Divide this in half and weigh to approximately 16 ounces, give or take an ounce. Roll both of these into a ball by continuously folding it into itself while turning it. It’s hard to explain and takes a little practice, but I trust you’ll get the hang of it. Set these on the counter and cover, once again, with the plastic bag. Let these rest for about 15 minutes.
- So I decided to have a little fun at this point. I wanted to see if I could successfully cook a pan style pizza in my cast iron skillet. With one of the dough balls, I flattened it out and gently stretched it to the size of my skillet, about 14 inches. The other dough ball, I re-rolled it into a ball again and placed it on a small plate, covered it, and refrigerated it. While my stretched out dough was resting for a minute, I greased up my cast iron with a little Crisco and then gently laid the dough into the skillet. I covered this as well, and placed it into the fridge. I had absolutely no idea at this point if this was going to work or not, and it was a bit of a gamble.
Refrigeration will allow further flavor development
In an hour, this dough will be ready for pizza. It can be kept for up to 24 hours in the fridge. When you’re ready to make pizza, add a little flour to your workspace and flatten out your dough ball. Use a rolling pin to gently roll out the dough to the desired size. A one pound dough will make a 14 – 18 inch pizza, depending on how thin or thick you like it. I use a baking stone, but any pizza pan will work also.
Here’s what I made:
Pizza Number One
Classic red pizza sauce
Helps to brown the crust
Pre-shredded cheese has additives. Shred your own!I don’t have a pizza peel. Old pizza box works.
I don’t have a pizza peel. Old pizza box works.
Pizza Number Two
Garlic and Spinach Béchamel sauce
Fresh Basil Leaves
Hickory Smoked Bacon
Local Heirloom Cherry Tomatoes

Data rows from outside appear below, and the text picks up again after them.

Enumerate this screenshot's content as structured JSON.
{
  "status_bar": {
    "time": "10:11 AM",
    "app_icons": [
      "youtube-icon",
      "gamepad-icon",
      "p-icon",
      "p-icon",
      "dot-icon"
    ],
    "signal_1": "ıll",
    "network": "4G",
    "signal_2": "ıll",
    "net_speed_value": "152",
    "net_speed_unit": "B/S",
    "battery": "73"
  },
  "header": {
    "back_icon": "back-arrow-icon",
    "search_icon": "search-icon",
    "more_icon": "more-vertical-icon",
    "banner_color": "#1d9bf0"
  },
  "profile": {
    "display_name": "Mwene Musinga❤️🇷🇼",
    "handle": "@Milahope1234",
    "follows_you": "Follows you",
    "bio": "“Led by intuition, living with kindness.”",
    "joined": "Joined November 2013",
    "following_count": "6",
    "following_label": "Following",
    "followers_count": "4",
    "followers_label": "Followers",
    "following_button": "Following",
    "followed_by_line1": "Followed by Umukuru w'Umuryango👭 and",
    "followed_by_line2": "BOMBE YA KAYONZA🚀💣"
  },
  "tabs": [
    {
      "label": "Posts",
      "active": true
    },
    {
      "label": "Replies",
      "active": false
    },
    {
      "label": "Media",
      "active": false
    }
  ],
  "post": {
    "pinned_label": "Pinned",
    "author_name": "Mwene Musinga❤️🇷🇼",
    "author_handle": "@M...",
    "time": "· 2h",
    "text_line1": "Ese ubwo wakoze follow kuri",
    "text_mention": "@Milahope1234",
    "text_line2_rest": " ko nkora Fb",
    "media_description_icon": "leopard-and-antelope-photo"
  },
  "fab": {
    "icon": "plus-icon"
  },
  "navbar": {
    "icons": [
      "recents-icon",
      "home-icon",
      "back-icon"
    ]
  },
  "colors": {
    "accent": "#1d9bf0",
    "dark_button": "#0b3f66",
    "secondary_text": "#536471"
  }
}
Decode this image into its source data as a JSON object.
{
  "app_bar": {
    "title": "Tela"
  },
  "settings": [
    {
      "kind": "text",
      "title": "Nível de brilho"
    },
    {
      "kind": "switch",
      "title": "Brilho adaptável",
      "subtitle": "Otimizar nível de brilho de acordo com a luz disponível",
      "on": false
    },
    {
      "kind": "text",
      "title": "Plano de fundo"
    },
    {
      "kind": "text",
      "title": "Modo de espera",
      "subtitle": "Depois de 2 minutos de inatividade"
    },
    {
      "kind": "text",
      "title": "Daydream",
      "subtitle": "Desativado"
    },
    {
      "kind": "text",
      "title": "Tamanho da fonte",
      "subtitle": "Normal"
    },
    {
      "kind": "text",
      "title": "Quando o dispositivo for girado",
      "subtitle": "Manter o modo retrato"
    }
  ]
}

Pan Style Pizza
Second Pizza is ready!
And the cast iron pizza was a success!
First Pizza Crumb
Second Pizza Crumb
Hope you give this a try!
Me shoveling my face!